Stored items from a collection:

========================

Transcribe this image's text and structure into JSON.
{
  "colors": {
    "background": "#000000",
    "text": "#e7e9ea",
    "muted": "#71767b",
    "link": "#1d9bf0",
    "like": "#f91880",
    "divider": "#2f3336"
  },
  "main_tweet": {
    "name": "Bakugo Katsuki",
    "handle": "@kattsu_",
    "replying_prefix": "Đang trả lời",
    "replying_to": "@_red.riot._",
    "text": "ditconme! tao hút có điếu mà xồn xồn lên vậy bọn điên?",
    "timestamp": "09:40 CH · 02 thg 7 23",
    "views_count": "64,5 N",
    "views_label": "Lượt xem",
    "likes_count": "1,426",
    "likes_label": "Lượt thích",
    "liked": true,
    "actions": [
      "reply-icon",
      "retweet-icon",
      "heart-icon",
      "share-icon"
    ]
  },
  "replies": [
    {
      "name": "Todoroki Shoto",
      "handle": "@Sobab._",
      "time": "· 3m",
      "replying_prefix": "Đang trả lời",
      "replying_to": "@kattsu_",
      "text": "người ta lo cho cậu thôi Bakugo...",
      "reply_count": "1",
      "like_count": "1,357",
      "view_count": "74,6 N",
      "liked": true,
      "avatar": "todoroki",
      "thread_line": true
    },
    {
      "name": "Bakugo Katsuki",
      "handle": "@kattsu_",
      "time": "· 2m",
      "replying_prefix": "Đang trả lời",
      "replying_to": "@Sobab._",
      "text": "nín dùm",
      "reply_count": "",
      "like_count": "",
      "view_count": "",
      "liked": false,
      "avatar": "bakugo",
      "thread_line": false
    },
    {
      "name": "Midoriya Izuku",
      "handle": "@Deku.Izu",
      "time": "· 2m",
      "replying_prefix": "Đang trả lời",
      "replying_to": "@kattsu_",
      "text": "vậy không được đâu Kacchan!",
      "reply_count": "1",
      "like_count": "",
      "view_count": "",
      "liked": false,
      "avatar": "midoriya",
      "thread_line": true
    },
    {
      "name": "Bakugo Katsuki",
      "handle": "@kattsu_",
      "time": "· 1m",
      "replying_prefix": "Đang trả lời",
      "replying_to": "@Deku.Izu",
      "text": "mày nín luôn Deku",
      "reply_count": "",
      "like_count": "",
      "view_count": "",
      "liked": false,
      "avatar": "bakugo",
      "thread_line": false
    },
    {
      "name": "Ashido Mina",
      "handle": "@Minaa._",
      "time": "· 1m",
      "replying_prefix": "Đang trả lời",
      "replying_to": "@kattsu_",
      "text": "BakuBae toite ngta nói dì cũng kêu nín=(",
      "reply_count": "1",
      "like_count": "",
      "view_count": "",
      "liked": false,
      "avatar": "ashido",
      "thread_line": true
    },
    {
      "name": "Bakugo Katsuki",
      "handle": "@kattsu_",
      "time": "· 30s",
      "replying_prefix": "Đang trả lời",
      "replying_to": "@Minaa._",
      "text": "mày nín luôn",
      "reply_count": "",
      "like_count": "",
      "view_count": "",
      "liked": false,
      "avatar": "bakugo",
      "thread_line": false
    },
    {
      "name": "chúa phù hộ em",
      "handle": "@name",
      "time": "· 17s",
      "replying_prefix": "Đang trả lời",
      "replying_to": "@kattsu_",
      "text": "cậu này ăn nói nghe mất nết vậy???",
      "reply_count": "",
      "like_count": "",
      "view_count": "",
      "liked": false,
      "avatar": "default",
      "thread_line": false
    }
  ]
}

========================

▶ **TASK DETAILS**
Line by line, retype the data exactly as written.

▶ **SOLUTION FOR THIS EXERCISE**
Transcribe this image's text and structure into JSON.
{
  "colors": {
    "background": "#000000",
    "text": "#e7e9ea",
    "muted": "#71767b",
    "link": "#1d9bf0",
    "like": "#f91880",
    "divider": "#2f3336"
  },
  "main_tweet": {
    "name": "Bakugo Katsuki",
    "handle": "@kattsu_",
    "replying_prefix": "Đang trả lời",
    "replying_to": "@_red.riot._",
    "text": "ditconme! tao hút có điếu mà xồn xồn lên vậy bọn điên?",
    "timestamp": "09:40 CH · 02 thg 7 23",
    "views_count": "64,5 N",
    "views_label": "Lượt xem",
    "likes_count": "1,426",
    "likes_label": "Lượt thích",
    "liked": true,
    "actions": [
      "reply-icon",
      "retweet-icon",
      "heart-icon",
      "share-icon"
    ]
  },
  "replies": [
    {
      "name": "Todoroki Shoto",
      "handle": "@Sobab._",
      "time": "· 3m",
      "replying_prefix": "Đang trả lời",
      "replying_to": "@kattsu_",
      "text": "người ta lo cho cậu thôi Bakugo...",
      "reply_count": "1",
      "like_count": "1,357",
      "view_count": "74,6 N",
      "liked": true,
      "avatar": "todoroki",
      "thread_line": true
    },
    {
      "name": "Bakugo Katsuki",
      "handle": "@kattsu_",
      "time": "· 2m",
      "replying_prefix": "Đang trả lời",
      "replying_to": "@Sobab._",
      "text": "nín dùm",
      "reply_count": "",
      "like_count": "",
      "view_count": "",
      "liked": false,
      "avatar": "bakugo",
      "thread_line": false
    },
    {
      "name": "Midoriya Izuku",
      "handle": "@Deku.Izu",
      "time": "· 2m",
      "replying_prefix": "Đang trả lời",
      "replying_to": "@kattsu_",
      "text": "vậy không được đâu Kacchan!",
      "reply_count": "1",
      "like_count": "",
      "view_count": "",
      "liked": false,
      "avatar": "midoriya",
      "thread_line": true
    },
    {
      "name": "Bakugo Katsuki",
      "handle": "@kattsu_",
      "time": "· 1m",
      "replying_prefix": "Đang trả lời",
      "replying_to": "@Deku.Izu",
      "text": "mày nín luôn Deku",
      "reply_count": "",
      "like_count": "",
      "view_count": "",
      "liked": false,
      "avatar": "bakugo",
      "thread_line": false
    },
    {
      "name": "Ashido Mina",
      "handle": "@Minaa._",
      "time": "· 1m",
      "replying_prefix": "Đang trả lời",
      "replying_to": "@kattsu_",
      "text": "BakuBae toite ngta nói dì cũng kêu nín=(",
      "reply_count": "1",
      "like_count": "",
      "view_count": "",
      "liked": false,
      "avatar": "ashido",
      "thread_line": true
    },
    {
      "name": "Bakugo Katsuki",
      "handle": "@kattsu_",
      "time": "· 30s",
      "replying_prefix": "Đang trả lời",
      "replying_to": "@Minaa._",
      "text": "mày nín luôn",
      "reply_count": "",
      "like_count": "",
      "view_count": "",
      "liked": false,
      "avatar": "bakugo",
      "thread_line": false
    },
    {
      "name": "chúa phù hộ em",
      "handle": "@name",
      "time": "· 17s",
      "replying_prefix": "Đang trả lời",
      "replying_to": "@kattsu_",
      "text": "cậu này ăn nói nghe mất nết vậy???",
      "reply_count": "",
      "like_count": "",
      "view_count": "",
      "liked": false,
      "avatar": "default",
      "thread_line": false
    }
  ]
}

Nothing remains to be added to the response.